Exercise instructions - From first line to last, output the records below exactly.

The input -
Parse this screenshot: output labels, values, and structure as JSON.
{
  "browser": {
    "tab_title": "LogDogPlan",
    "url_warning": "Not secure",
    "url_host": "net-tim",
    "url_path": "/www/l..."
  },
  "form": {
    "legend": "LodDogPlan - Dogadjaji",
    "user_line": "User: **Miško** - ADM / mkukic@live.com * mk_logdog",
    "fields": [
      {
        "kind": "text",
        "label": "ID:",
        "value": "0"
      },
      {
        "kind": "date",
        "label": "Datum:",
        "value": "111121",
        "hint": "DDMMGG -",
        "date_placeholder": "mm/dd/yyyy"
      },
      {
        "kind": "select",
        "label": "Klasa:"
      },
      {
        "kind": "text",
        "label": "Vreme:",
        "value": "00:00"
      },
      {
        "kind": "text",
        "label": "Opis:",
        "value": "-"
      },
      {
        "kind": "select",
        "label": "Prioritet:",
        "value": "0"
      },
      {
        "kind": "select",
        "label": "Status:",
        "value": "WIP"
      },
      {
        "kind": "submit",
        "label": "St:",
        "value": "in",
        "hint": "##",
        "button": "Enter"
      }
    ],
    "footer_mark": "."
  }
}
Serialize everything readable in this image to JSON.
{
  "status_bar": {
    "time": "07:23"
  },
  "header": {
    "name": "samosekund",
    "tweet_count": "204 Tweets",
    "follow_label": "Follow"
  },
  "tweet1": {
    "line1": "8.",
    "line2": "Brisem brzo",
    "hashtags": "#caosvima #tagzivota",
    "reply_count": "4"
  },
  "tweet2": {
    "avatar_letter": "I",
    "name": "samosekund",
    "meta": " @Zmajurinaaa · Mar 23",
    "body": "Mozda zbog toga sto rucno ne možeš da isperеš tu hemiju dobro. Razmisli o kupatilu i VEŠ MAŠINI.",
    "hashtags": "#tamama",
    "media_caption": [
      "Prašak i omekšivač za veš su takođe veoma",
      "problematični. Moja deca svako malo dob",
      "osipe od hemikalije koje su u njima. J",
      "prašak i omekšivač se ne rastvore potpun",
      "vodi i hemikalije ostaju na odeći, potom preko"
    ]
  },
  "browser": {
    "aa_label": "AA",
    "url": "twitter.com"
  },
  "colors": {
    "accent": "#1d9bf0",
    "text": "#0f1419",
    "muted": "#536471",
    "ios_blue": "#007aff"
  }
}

Task response -
Parse this screenshot: output labels, values, and structure as JSON.
{
  "browser": {
    "tab_title": "LogDogPlan",
    "url_warning": "Not secure",
    "url_host": "net-tim",
    "url_path": "/www/l..."
  },
  "form": {
    "legend": "LodDogPlan - Dogadjaji",
    "user_line": "User: **Miško** - ADM / mkukic@live.com * mk_logdog",
    "fields": [
      {
        "kind": "text",
        "label": "ID:",
        "value": "0"
      },
      {
        "kind": "date",
        "label": "Datum:",
        "value": "111121",
        "hint": "DDMMGG -",
        "date_placeholder": "mm/dd/yyyy"
      },
      {
        "kind": "select",
        "label": "Klasa:"
      },
      {
        "kind": "text",
        "label": "Vreme:",
        "value": "00:00"
      },
      {
        "kind": "text",
        "label": "Opis:",
        "value": "-"
      },
      {
        "kind": "select",
        "label": "Prioritet:",
        "value": "0"
      },
      {
        "kind": "select",
        "label": "Status:",
        "value": "WIP"
      },
      {
        "kind": "submit",
        "label": "St:",
        "value": "in",
        "hint": "##",
        "button": "Enter"
      }
    ],
    "footer_mark": "."
  }
}
Serialize everything readable in this image to JSON.
{
  "status_bar": {
    "time": "07:23"
  },
  "header": {
    "name": "samosekund",
    "tweet_count": "204 Tweets",
    "follow_label": "Follow"
  },
  "tweet1": {
    "line1": "8.",
    "line2": "Brisem brzo",
    "hashtags": "#caosvima #tagzivota",
    "reply_count": "4"
  },
  "tweet2": {
    "avatar_letter": "I",
    "name": "samosekund",
    "meta": " @Zmajurinaaa · Mar 23",
    "body": "Mozda zbog toga sto rucno ne možeš da isperеš tu hemiju dobro. Razmisli o kupatilu i VEŠ MAŠINI.",
    "hashtags": "#tamama",
    "media_caption": [
      "Prašak i omekšivač za veš su takođe veoma",
      "problematični. Moja deca svako malo dob",
      "osipe od hemikalije koje su u njima. J",
      "prašak i omekšivač se ne rastvore potpun",
      "vodi i hemikalije ostaju na odeći, potom preko"
    ]
  },
  "browser": {
    "aa_label": "AA",
    "url": "twitter.com"
  },
  "colors": {
    "accent": "#1d9bf0",
    "text": "#0f1419",
    "muted": "#536471",
    "ios_blue": "#007aff"
  }
}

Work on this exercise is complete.